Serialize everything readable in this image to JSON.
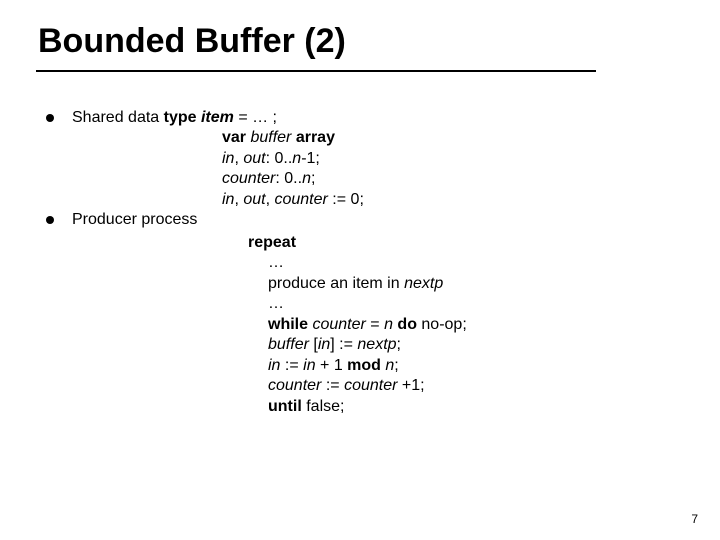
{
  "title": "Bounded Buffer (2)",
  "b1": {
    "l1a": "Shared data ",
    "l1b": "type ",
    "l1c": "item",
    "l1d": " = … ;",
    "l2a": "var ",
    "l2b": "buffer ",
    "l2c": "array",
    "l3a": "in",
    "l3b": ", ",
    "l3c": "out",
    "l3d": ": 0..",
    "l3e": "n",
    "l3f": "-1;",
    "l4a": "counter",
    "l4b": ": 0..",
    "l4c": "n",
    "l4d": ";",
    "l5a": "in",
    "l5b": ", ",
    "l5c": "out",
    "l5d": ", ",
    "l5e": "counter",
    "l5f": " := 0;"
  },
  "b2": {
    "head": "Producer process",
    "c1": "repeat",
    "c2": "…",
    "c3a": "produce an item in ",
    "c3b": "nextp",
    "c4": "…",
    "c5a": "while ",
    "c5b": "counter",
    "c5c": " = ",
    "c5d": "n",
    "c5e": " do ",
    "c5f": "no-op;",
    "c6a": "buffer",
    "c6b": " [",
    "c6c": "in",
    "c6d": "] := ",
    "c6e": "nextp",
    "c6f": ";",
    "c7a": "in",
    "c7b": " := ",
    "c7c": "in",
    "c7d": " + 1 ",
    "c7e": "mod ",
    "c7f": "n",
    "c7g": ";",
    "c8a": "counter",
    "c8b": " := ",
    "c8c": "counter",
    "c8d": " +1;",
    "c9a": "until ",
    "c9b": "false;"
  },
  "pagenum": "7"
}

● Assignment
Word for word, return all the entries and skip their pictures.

● Written answer
Serialize everything readable in this image to JSON.
{
  "title": "Bounded Buffer (2)",
  "b1": {
    "l1a": "Shared data ",
    "l1b": "type ",
    "l1c": "item",
    "l1d": " = … ;",
    "l2a": "var ",
    "l2b": "buffer ",
    "l2c": "array",
    "l3a": "in",
    "l3b": ", ",
    "l3c": "out",
    "l3d": ": 0..",
    "l3e": "n",
    "l3f": "-1;",
    "l4a": "counter",
    "l4b": ": 0..",
    "l4c": "n",
    "l4d": ";",
    "l5a": "in",
    "l5b": ", ",
    "l5c": "out",
    "l5d": ", ",
    "l5e": "counter",
    "l5f": " := 0;"
  },
  "b2": {
    "head": "Producer process",
    "c1": "repeat",
    "c2": "…",
    "c3a": "produce an item in ",
    "c3b": "nextp",
    "c4": "…",
    "c5a": "while ",
    "c5b": "counter",
    "c5c": " = ",
    "c5d": "n",
    "c5e": " do ",
    "c5f": "no-op;",
    "c6a": "buffer",
    "c6b": " [",
    "c6c": "in",
    "c6d": "] := ",
    "c6e": "nextp",
    "c6f": ";",
    "c7a": "in",
    "c7b": " := ",
    "c7c": "in",
    "c7d": " + 1 ",
    "c7e": "mod ",
    "c7f": "n",
    "c7g": ";",
    "c8a": "counter",
    "c8b": " := ",
    "c8c": "counter",
    "c8d": " +1;",
    "c9a": "until ",
    "c9b": "false;"
  },
  "pagenum": "7"
}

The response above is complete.